De Sole was among several industry experts such as JetBlue chairman Joel Peterson, Clement Kwan, former President of Yoox Net a Porter and Paul Deneve former chief executive officer of Saint Laurent who were instrumental in getting the project off the ground. Coincidentally, another connection led the company to hire a handbag designer who formerly worked with Tom Ford at Gucci. The bags are made in factories in Italy that also produce for Balenciaga and Fendi. The team also rounded up some angel investors for the funds to get it off the ground. In keeping with the Millennial price tolerance, the line doesn’t top $1,000.

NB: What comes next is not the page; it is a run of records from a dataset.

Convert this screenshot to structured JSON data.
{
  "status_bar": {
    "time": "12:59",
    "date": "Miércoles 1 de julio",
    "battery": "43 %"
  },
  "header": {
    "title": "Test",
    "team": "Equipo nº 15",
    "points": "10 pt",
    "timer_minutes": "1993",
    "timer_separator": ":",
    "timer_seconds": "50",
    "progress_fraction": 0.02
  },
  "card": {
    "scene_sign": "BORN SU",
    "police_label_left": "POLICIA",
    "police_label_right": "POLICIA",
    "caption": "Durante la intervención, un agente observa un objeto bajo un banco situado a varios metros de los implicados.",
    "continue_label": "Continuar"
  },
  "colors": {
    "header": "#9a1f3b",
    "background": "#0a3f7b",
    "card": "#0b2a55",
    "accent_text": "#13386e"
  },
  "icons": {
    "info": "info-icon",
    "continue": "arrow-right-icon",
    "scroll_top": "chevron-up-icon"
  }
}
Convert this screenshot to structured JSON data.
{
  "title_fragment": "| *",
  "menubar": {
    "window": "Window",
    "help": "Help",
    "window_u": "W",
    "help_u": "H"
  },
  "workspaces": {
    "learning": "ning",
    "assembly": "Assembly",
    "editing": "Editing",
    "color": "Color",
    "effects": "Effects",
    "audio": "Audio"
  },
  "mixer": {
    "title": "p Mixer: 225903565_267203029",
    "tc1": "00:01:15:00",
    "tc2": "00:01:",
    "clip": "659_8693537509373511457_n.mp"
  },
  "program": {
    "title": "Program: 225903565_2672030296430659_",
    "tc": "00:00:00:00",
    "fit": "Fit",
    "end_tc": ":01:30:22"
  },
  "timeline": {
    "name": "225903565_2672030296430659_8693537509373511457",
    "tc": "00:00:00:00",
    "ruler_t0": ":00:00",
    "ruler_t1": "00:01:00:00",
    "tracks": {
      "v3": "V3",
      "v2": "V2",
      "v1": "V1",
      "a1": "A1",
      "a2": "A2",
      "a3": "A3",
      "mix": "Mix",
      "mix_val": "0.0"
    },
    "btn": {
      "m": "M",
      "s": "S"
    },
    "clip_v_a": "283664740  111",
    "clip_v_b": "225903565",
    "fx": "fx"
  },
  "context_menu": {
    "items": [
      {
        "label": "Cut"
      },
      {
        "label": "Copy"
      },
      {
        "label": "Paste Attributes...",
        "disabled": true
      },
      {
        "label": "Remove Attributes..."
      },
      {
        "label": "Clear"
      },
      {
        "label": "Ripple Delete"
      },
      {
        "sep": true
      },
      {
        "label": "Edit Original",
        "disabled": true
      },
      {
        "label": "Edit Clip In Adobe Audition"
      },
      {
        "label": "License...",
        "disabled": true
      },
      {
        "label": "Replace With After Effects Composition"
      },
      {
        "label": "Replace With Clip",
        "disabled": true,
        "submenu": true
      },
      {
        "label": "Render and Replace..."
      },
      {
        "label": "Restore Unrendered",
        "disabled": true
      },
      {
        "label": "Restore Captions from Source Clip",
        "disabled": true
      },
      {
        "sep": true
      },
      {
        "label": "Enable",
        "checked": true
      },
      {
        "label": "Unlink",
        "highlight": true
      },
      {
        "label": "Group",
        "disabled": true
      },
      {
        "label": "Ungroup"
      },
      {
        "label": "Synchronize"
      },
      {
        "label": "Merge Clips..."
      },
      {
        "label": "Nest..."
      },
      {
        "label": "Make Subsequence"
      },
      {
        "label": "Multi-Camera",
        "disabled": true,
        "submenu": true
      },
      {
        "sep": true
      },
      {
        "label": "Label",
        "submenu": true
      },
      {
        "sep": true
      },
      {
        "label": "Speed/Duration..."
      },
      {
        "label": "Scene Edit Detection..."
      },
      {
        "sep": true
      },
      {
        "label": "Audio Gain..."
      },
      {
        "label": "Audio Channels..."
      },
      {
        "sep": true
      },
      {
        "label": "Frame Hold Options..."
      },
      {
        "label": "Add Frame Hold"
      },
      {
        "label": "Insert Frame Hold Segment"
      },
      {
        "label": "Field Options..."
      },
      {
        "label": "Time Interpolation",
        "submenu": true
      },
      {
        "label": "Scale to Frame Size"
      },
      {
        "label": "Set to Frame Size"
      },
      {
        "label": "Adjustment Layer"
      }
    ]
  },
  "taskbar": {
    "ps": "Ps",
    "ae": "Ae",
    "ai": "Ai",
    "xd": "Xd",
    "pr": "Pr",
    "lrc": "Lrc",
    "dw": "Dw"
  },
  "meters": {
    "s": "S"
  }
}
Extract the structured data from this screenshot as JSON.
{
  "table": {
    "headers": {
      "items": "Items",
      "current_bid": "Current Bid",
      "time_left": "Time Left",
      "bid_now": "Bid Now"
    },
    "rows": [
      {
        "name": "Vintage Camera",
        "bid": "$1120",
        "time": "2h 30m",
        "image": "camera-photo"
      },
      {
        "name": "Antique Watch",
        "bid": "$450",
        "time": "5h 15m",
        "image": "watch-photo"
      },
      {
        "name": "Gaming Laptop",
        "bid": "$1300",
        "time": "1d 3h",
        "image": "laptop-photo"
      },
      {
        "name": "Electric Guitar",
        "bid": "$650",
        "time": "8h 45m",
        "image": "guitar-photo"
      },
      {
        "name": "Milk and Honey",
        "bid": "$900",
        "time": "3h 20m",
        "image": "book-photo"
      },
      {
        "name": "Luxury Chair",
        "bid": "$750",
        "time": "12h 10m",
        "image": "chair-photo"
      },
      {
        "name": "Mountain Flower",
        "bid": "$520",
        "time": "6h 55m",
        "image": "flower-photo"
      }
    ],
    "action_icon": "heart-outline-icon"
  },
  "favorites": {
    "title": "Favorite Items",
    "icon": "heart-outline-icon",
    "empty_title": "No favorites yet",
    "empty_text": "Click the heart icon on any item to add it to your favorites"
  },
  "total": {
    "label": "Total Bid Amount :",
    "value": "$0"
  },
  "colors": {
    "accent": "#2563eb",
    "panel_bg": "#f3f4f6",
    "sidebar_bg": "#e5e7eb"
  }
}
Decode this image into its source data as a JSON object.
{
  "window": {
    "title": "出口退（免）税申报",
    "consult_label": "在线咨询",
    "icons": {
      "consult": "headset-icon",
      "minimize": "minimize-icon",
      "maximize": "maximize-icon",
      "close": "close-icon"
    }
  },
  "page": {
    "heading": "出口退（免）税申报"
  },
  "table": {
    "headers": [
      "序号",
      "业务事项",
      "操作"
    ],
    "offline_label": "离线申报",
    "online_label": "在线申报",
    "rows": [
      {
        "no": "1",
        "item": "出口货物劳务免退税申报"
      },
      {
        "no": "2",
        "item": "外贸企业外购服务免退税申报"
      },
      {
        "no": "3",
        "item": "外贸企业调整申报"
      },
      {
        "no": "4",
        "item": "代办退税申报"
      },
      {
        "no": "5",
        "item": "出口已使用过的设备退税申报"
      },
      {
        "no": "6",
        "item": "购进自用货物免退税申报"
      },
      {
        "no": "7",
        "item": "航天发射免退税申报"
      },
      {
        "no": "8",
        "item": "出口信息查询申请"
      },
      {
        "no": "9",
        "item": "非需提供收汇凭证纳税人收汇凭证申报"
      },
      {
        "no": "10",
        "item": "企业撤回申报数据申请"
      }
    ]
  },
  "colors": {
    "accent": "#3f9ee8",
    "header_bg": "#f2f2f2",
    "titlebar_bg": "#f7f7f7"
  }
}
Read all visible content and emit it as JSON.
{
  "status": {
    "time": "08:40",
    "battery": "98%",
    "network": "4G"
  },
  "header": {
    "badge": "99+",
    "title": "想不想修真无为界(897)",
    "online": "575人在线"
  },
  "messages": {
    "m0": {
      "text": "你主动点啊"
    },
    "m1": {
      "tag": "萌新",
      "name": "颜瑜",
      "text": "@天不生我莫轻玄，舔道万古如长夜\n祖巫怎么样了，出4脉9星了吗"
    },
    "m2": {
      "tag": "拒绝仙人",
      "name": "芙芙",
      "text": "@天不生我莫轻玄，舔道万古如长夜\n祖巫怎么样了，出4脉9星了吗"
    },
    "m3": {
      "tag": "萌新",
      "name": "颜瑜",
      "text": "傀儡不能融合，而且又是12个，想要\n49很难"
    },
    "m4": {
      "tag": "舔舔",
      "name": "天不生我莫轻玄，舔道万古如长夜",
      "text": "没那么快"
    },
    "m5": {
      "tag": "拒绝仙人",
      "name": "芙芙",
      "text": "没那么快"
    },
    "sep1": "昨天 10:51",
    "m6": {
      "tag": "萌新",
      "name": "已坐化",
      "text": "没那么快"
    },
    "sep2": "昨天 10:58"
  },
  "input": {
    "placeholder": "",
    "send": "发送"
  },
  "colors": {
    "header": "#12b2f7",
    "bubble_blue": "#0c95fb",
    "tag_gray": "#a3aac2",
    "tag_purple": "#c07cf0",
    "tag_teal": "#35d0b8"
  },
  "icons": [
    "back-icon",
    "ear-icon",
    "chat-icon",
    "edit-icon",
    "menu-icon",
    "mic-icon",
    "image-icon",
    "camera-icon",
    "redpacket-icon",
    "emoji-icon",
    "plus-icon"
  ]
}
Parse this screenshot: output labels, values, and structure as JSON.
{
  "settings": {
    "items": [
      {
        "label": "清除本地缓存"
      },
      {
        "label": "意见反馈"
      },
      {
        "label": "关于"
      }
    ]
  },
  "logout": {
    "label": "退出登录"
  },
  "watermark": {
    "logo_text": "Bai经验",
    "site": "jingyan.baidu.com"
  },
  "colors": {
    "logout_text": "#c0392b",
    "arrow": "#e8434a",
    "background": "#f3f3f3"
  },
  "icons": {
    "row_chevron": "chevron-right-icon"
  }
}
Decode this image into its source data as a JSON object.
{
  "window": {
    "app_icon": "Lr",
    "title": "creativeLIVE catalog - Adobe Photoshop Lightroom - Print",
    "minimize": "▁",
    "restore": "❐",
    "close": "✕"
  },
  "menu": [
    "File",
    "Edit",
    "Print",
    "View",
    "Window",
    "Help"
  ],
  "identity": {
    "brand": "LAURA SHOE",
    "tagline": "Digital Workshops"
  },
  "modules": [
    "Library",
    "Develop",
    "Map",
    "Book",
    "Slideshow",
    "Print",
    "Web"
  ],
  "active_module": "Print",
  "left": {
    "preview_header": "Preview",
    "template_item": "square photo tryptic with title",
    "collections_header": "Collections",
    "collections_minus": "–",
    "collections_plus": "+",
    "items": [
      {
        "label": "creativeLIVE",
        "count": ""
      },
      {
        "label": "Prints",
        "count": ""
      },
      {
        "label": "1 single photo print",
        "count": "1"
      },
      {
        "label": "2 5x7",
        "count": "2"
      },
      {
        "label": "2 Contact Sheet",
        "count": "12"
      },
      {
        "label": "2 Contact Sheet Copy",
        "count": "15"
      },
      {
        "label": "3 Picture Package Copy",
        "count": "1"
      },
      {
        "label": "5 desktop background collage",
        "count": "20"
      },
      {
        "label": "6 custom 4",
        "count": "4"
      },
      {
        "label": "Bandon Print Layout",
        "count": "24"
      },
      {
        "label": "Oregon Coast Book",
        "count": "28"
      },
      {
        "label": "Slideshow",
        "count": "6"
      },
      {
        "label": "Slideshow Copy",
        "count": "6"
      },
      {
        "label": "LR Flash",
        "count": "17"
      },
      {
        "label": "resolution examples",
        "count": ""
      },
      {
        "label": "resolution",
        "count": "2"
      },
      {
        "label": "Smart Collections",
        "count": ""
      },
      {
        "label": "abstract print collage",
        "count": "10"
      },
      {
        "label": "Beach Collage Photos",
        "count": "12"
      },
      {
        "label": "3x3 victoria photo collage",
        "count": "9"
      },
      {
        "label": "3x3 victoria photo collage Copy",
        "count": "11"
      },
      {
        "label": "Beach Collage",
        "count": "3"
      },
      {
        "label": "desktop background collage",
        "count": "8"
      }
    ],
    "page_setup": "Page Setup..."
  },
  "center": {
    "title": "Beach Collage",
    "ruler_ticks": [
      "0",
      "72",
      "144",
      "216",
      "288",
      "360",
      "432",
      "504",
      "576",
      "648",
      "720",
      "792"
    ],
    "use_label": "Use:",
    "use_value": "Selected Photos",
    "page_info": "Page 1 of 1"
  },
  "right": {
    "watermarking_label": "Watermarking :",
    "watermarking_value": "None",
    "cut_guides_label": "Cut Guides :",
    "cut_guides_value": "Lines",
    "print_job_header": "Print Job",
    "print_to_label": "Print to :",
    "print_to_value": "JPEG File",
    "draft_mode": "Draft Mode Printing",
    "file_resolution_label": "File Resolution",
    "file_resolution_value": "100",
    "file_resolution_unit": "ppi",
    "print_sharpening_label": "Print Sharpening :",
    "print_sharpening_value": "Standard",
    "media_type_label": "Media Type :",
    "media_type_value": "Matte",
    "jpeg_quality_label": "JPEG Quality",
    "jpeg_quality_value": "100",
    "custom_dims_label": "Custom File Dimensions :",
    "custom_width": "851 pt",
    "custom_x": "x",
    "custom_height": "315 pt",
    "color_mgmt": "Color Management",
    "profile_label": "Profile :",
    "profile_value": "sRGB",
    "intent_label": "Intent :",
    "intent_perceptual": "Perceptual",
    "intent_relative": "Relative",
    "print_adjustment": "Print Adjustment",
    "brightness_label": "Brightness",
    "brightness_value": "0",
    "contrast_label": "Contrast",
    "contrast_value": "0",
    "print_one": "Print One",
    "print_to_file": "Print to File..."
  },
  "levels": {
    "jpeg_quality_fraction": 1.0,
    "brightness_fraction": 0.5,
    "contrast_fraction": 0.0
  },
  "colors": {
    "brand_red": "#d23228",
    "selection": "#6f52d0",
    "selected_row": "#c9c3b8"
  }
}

The launch consists of two key styles, the Doctor and the Maestra. Convertibility is key; a long adjustable shoulder strap allows the large top-handle satchel to be carried as a shoulder bag or backpack. Bags made from pebbled leather also feature removable suede inner pouches that make transferring products from one bag to another easy. It weighs about two pounds empty, compared with an average of four or five pounds for similar size bags, and features specially sized compartments for sunglasses, passports and phones. Industry veterans Emily Holt and Rickie De Sole also advise Wen and Chen Chung on product and marketing.

For its launch, the brand will be direct to consumer; the duo is keen to track and learn about their customers habits and needs, something they feel is harder to do grasp via wholesale sales. Once they build the brand and work out the proverbial kinks so to speak, they plan to enter the wholesale market. The site goes live today at